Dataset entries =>
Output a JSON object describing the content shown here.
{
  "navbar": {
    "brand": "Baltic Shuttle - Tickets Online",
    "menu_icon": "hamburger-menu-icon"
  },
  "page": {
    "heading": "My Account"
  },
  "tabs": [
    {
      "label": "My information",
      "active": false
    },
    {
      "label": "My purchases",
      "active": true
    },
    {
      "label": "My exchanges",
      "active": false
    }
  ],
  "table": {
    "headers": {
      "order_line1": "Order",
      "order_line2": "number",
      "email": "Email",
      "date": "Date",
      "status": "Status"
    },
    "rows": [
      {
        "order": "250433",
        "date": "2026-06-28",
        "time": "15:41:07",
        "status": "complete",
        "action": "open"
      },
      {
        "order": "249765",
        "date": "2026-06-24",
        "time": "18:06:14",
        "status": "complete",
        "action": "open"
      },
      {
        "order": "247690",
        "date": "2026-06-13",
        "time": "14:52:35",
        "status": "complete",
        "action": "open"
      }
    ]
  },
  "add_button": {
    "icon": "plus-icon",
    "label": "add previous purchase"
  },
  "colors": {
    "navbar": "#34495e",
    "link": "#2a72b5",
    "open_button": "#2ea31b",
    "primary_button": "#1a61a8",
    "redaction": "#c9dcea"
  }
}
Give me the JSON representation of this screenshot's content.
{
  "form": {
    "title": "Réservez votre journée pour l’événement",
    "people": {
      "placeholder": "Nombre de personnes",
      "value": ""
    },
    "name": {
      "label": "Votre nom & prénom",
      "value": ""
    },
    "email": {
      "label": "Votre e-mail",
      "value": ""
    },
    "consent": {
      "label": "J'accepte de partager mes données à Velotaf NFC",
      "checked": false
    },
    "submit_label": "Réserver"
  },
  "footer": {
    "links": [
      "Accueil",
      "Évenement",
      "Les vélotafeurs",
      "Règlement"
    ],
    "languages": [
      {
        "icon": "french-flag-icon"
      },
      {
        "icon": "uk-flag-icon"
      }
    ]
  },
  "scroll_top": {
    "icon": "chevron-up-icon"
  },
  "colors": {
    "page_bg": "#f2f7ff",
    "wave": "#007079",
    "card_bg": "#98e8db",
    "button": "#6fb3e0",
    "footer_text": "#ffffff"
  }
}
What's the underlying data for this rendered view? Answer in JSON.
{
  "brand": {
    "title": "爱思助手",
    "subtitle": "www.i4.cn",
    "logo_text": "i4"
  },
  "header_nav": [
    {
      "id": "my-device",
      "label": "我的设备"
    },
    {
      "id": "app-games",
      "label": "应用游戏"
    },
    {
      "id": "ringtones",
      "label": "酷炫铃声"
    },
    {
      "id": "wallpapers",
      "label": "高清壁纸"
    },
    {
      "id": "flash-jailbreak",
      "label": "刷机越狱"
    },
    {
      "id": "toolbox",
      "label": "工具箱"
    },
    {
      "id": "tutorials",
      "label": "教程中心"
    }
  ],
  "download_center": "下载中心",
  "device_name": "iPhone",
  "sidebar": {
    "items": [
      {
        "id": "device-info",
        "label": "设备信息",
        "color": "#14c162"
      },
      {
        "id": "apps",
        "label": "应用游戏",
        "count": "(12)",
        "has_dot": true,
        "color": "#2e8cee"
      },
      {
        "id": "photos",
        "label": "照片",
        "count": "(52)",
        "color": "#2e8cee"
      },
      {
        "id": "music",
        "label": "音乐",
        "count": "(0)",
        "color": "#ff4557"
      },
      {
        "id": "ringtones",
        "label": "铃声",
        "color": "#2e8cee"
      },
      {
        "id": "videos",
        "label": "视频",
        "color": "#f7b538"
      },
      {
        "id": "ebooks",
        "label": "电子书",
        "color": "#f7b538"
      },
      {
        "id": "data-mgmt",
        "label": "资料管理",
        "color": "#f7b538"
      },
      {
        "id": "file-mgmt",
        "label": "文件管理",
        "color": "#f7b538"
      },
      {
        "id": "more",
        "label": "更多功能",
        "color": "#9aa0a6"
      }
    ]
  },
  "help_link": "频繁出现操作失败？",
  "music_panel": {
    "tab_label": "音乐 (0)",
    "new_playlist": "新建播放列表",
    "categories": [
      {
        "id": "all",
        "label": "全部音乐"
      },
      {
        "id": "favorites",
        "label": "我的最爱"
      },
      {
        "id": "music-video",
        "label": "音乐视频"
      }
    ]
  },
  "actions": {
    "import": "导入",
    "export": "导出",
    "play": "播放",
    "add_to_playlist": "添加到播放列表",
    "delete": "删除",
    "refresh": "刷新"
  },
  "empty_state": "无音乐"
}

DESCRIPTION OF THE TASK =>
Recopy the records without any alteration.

ANSWER SECTION =>
Output a JSON object describing the content shown here.
{
  "navbar": {
    "brand": "Baltic Shuttle - Tickets Online",
    "menu_icon": "hamburger-menu-icon"
  },
  "page": {
    "heading": "My Account"
  },
  "tabs": [
    {
      "label": "My information",
      "active": false
    },
    {
      "label": "My purchases",
      "active": true
    },
    {
      "label": "My exchanges",
      "active": false
    }
  ],
  "table": {
    "headers": {
      "order_line1": "Order",
      "order_line2": "number",
      "email": "Email",
      "date": "Date",
      "status": "Status"
    },
    "rows": [
      {
        "order": "250433",
        "date": "2026-06-28",
        "time": "15:41:07",
        "status": "complete",
        "action": "open"
      },
      {
        "order": "249765",
        "date": "2026-06-24",
        "time": "18:06:14",
        "status": "complete",
        "action": "open"
      },
      {
        "order": "247690",
        "date": "2026-06-13",
        "time": "14:52:35",
        "status": "complete",
        "action": "open"
      }
    ]
  },
  "add_button": {
    "icon": "plus-icon",
    "label": "add previous purchase"
  },
  "colors": {
    "navbar": "#34495e",
    "link": "#2a72b5",
    "open_button": "#2ea31b",
    "primary_button": "#1a61a8",
    "redaction": "#c9dcea"
  }
}
Give me the JSON representation of this screenshot's content.
{
  "form": {
    "title": "Réservez votre journée pour l’événement",
    "people": {
      "placeholder": "Nombre de personnes",
      "value": ""
    },
    "name": {
      "label": "Votre nom & prénom",
      "value": ""
    },
    "email": {
      "label": "Votre e-mail",
      "value": ""
    },
    "consent": {
      "label": "J'accepte de partager mes données à Velotaf NFC",
      "checked": false
    },
    "submit_label": "Réserver"
  },
  "footer": {
    "links": [
      "Accueil",
      "Évenement",
      "Les vélotafeurs",
      "Règlement"
    ],
    "languages": [
      {
        "icon": "french-flag-icon"
      },
      {
        "icon": "uk-flag-icon"
      }
    ]
  },
  "scroll_top": {
    "icon": "chevron-up-icon"
  },
  "colors": {
    "page_bg": "#f2f7ff",
    "wave": "#007079",
    "card_bg": "#98e8db",
    "button": "#6fb3e0",
    "footer_text": "#ffffff"
  }
}
What's the underlying data for this rendered view? Answer in JSON.
{
  "brand": {
    "title": "爱思助手",
    "subtitle": "www.i4.cn",
    "logo_text": "i4"
  },
  "header_nav": [
    {
      "id": "my-device",
      "label": "我的设备"
    },
    {
      "id": "app-games",
      "label": "应用游戏"
    },
    {
      "id": "ringtones",
      "label": "酷炫铃声"
    },
    {
      "id": "wallpapers",
      "label": "高清壁纸"
    },
    {
      "id": "flash-jailbreak",
      "label": "刷机越狱"
    },
    {
      "id": "toolbox",
      "label": "工具箱"
    },
    {
      "id": "tutorials",
      "label": "教程中心"
    }
  ],
  "download_center": "下载中心",
  "device_name": "iPhone",
  "sidebar": {
    "items": [
      {
        "id": "device-info",
        "label": "设备信息",
        "color": "#14c162"
      },
      {
        "id": "apps",
        "label": "应用游戏",
        "count": "(12)",
        "has_dot": true,
        "color": "#2e8cee"
      },
      {
        "id": "photos",
        "label": "照片",
        "count": "(52)",
        "color": "#2e8cee"
      },
      {
        "id": "music",
        "label": "音乐",
        "count": "(0)",
        "color": "#ff4557"
      },
      {
        "id": "ringtones",
        "label": "铃声",
        "color": "#2e8cee"
      },
      {
        "id": "videos",
        "label": "视频",
        "color": "#f7b538"
      },
      {
        "id": "ebooks",
        "label": "电子书",
        "color": "#f7b538"
      },
      {
        "id": "data-mgmt",
        "label": "资料管理",
        "color": "#f7b538"
      },
      {
        "id": "file-mgmt",
        "label": "文件管理",
        "color": "#f7b538"
      },
      {
        "id": "more",
        "label": "更多功能",
        "color": "#9aa0a6"
      }
    ]
  },
  "help_link": "频繁出现操作失败？",
  "music_panel": {
    "tab_label": "音乐 (0)",
    "new_playlist": "新建播放列表",
    "categories": [
      {
        "id": "all",
        "label": "全部音乐"
      },
      {
        "id": "favorites",
        "label": "我的最爱"
      },
      {
        "id": "music-video",
        "label": "音乐视频"
      }
    ]
  },
  "actions": {
    "import": "导入",
    "export": "导出",
    "play": "播放",
    "add_to_playlist": "添加到播放列表",
    "delete": "删除",
    "refresh": "刷新"
  },
  "empty_state": "无音乐"
}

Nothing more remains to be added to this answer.